Lectures and seminars Academic collaborations in a time of war, conflicts, and political tensions

14-03-2022 5:00 pm - 6:15 pm Add to iCal
Online Zoom

The Russian attack on Ukraine has prompted a wide range of sanctions, including “science sanctions” targeting universities in Russia and Belarus. Science sanctions impact academic collaborations and call for reflections on how we as academics should handle our international contacts in both short- and long-term perspectives.

These reflections should be part of a wider discussion on how we best can navigate responsibly and provide support in a world marked by conflicts, political tensions, democratic decline, and rising authoritarianism.

Introduction by Ole Petter Ottersen, President, Karolinska Institutet and Robert Harris, Academic Vice President for Doctoral Education, Karolinska Institutet.


A Zoom link will be provided after registration to Karin Ekström.

This event is digital and will be held in English. The target group is KI employees and students, but the webinar is open also for attendance from other universities and organisations.


  • Astrid Söderbergh Widding, President, Stockholm University and Chair of The Association of Swedish Higher Education Institutions
  • Johan von Schreeb, Professor and Director of the Health Emergency and Pandemic Science Center, Karolinska Institutet
  • Anna Mia Ekström, Professor, Karolinska Institutet
  • András Simon, Professor, Karolinska Institutet
  • Rouzbeh Parsi, Head of Middle East and North Africa Programme at Swedish Institute of International Affairs
  • Peter Wallensteen, Senior Professor of Peace and Conflict Research, Uppsala University

Moderated by Carl Johan Sundberg, Professor, Karolinska Institutet.

Questions to be discussed

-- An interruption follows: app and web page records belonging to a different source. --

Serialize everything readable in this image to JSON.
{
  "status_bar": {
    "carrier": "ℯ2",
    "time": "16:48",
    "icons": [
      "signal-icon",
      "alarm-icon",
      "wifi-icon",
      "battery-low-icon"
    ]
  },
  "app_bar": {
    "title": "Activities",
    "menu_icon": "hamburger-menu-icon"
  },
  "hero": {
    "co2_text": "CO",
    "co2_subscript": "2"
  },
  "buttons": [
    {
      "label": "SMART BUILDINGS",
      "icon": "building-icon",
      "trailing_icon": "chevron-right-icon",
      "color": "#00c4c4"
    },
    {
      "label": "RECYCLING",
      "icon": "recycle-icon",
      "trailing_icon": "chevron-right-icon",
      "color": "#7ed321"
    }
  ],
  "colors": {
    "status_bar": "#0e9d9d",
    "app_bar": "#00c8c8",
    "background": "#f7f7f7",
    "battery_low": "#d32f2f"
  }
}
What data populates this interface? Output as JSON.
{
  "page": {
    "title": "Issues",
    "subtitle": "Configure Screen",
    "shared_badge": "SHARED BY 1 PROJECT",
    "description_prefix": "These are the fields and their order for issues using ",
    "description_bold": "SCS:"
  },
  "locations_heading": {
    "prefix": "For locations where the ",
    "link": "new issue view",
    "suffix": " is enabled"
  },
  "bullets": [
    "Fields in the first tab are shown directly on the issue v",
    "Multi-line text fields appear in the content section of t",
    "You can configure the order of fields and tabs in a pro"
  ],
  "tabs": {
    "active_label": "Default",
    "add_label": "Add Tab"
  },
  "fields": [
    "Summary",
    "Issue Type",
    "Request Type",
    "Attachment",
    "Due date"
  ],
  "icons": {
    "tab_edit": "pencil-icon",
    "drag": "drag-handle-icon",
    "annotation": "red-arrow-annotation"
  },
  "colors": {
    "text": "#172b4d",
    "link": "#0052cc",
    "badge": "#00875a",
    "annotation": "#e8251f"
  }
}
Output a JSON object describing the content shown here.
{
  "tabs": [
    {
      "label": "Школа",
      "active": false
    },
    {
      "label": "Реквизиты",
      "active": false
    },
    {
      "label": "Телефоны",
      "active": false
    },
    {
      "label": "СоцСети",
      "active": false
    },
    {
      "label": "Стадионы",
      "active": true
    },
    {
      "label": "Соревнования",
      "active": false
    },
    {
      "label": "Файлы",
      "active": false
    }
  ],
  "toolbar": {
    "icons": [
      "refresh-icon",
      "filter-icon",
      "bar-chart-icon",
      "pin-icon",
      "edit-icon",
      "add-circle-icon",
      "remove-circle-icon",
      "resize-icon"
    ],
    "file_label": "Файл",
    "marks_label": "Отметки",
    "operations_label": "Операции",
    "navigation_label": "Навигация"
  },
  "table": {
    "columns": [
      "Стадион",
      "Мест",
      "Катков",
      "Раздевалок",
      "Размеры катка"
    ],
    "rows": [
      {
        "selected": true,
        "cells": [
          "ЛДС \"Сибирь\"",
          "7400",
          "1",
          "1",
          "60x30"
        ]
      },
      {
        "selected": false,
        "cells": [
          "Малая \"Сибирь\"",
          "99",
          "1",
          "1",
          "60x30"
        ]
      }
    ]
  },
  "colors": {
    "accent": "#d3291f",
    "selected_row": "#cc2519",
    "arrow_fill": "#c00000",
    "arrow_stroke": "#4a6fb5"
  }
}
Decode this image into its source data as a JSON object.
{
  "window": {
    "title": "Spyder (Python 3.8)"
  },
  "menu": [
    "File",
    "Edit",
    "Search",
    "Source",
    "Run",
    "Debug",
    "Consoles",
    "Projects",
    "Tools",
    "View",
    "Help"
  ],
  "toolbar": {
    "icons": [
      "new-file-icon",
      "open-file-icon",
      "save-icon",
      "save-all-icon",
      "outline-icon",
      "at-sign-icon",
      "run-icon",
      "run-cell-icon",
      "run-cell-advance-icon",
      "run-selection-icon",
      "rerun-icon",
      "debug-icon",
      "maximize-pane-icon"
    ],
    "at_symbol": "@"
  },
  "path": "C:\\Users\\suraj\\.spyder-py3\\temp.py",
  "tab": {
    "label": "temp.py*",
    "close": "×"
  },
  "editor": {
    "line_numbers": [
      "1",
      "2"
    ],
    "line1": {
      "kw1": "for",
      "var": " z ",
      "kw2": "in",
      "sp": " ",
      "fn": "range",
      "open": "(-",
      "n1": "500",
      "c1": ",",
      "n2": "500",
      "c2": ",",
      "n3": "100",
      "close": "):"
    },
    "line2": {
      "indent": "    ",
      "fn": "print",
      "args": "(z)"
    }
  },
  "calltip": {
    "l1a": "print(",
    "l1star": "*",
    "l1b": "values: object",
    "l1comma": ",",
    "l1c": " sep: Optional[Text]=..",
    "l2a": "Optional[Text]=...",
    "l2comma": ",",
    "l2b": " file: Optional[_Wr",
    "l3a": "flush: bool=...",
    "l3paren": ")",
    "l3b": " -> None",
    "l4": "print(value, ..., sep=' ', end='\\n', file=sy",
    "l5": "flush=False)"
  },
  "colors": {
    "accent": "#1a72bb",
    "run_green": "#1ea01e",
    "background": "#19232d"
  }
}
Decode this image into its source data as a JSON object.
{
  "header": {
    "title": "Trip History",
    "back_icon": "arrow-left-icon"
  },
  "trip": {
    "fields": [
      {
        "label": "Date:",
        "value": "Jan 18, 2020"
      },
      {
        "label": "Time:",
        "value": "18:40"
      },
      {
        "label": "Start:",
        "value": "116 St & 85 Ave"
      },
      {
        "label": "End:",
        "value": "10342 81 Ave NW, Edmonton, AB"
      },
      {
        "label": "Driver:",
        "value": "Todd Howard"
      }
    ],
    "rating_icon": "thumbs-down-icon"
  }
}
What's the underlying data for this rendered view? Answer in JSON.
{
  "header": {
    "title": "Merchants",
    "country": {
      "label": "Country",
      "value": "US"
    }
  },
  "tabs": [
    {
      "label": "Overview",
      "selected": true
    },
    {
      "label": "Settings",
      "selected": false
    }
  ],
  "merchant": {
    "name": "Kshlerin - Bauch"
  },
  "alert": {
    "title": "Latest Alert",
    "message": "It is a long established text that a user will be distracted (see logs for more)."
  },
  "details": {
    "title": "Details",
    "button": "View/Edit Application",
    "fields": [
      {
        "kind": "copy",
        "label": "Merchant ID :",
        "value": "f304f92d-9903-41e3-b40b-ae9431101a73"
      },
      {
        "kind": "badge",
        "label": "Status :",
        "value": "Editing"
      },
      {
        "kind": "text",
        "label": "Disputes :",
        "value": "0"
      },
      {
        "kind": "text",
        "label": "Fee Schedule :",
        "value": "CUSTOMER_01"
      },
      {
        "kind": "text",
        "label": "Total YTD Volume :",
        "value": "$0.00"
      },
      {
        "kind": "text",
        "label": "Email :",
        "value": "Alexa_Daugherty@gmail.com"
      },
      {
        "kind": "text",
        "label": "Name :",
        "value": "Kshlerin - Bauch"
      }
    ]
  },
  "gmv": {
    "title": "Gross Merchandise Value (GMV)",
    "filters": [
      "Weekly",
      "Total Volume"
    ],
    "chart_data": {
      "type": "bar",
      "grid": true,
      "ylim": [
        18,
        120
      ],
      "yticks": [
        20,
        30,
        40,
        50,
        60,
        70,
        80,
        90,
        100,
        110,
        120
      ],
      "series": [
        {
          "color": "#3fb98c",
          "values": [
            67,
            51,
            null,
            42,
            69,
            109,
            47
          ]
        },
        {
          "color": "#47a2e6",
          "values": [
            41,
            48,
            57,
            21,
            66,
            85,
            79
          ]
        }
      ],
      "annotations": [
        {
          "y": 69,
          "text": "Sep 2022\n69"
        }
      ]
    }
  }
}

  • How should we handle our international academic collaborations when they are interrupted by war, conflicts, and political differences?
  • Is there a place for science sanctions?
  • Should research and public research funding be used to put pressure on actors involved in international conflicts?
  • When sanctions are imposed towards colleagues abroad, how should we avoid polarization and discrimination within our campuses at home?
  • How should we manage collaborations with scientists and organizations in countries with authoritarian regimes?
  • How can universities build sufficient competence for responsible internationalization?  
  • How can we as academics and academic institutions provide the best possible support for our Ukrainian colleagues and the victims of this war?